The Cuernavaca Project, for more than 25 years, has been assisting villagers in the Cuernavaca region of Mexico create a better life. The goal is to improve the standard of living for the people through community development projects that create self sustainability. This January a group of 10 adventurers went to Huaypan, Moreles, Mexico to assist the villagers. The group included Debbi Bulych, Tracy Carrol, Brady Antel, Debbie Dittrick, Randy Franke, Beckey Franke, Jim Hall, Dale Stoudt, Thalia Rink and Joan Rink (group coordinator).
The mantra of the Cuernavaca Project for the last four years has been “We’re going to build a school.” With the purchase of land in April, we were ready to build. This group of fearless people journeyed to Mexico to begin the task. First came the puzzle of fitting rocks in a pattern to be set in concrete for the foundation. After making 428 adobe bricks, walls began to go up. The locals were wondering what these “white people” getting burnt in the sun could accomplish but were impressed with the amount of work completed, by hand, by the Regina Archdiocese group. Unbreakable bonds were formed illustrated in the last days of the project by the locals who said in halting English 'thanks friend'.
The most often heard word during our time there was 'amazing'. Amazing families, amazing work, amazing experience, everyone in the group was grateful to be part of the project. For me standing in the middle of “our” land and seeing the mountain to the left, the river to the right and watching the frame go up for a greenhouse that covers an acre of land warmed me to my toes. There is a freshness and tranquility in this space.
One of the single mothers said, “When this is finished, there will be work. Please remember me!” How soul satisfying to know that our agricultural school will not only provide work but also teach skills so they will have jobs. Their reliance on their men going North to work will lessen.

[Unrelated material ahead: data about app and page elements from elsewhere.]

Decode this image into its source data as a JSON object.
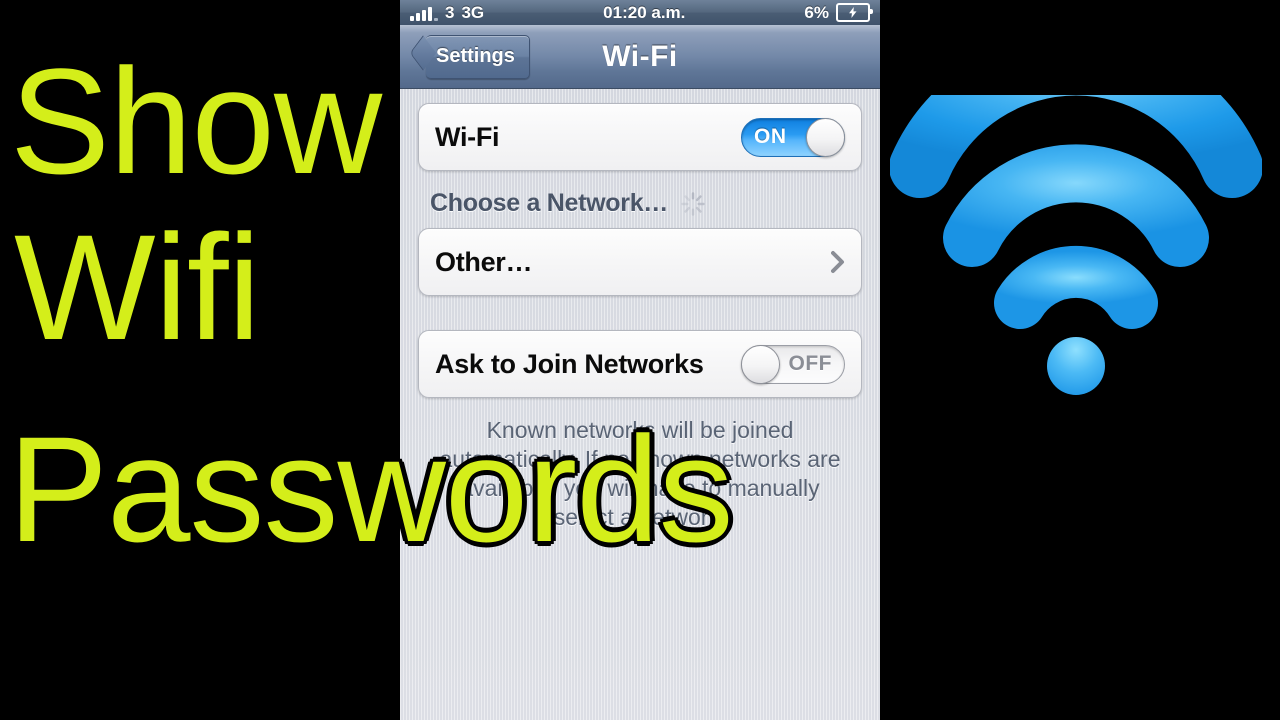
{
  "thumbnail": {
    "title_lines": [
      "Show",
      "Wifi",
      "Passwords"
    ],
    "title_color": "#d4ee1a",
    "outline_color": "#000000",
    "background_color": "#000000",
    "logo": {
      "name": "wifi-logo",
      "color": "#1b9ae8",
      "highlight_color": "#5fc8f5",
      "arc_count": 3,
      "has_dot": true
    }
  },
  "phone": {
    "status_bar": {
      "signal_bars_filled": 4,
      "signal_bars_total": 5,
      "carrier": "3",
      "network_type": "3G",
      "time": "01:20 a.m.",
      "battery_percent": "6%",
      "battery_charging": true
    },
    "nav_bar": {
      "back_label": "Settings",
      "title": "Wi-Fi"
    },
    "sections": {
      "wifi_row": {
        "label": "Wi-Fi",
        "toggle_state": "ON",
        "toggle_on": true
      },
      "choose_network": {
        "header": "Choose a Network…",
        "loading": true,
        "rows": [
          {
            "label": "Other…",
            "has_chevron": true
          }
        ]
      },
      "ask_to_join": {
        "label": "Ask to Join Networks",
        "toggle_state": "OFF",
        "toggle_on": false,
        "footer": "Known networks will be joined automatically. If no known networks are available, you will have to manually select a network."
      }
    }
  }
}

Much work still needs to be done. Fund raising will continue so that the building can continue. More information can be found on Facebook Cuernavaca Project 2013 and the website www.cuernavacaproject2013.ca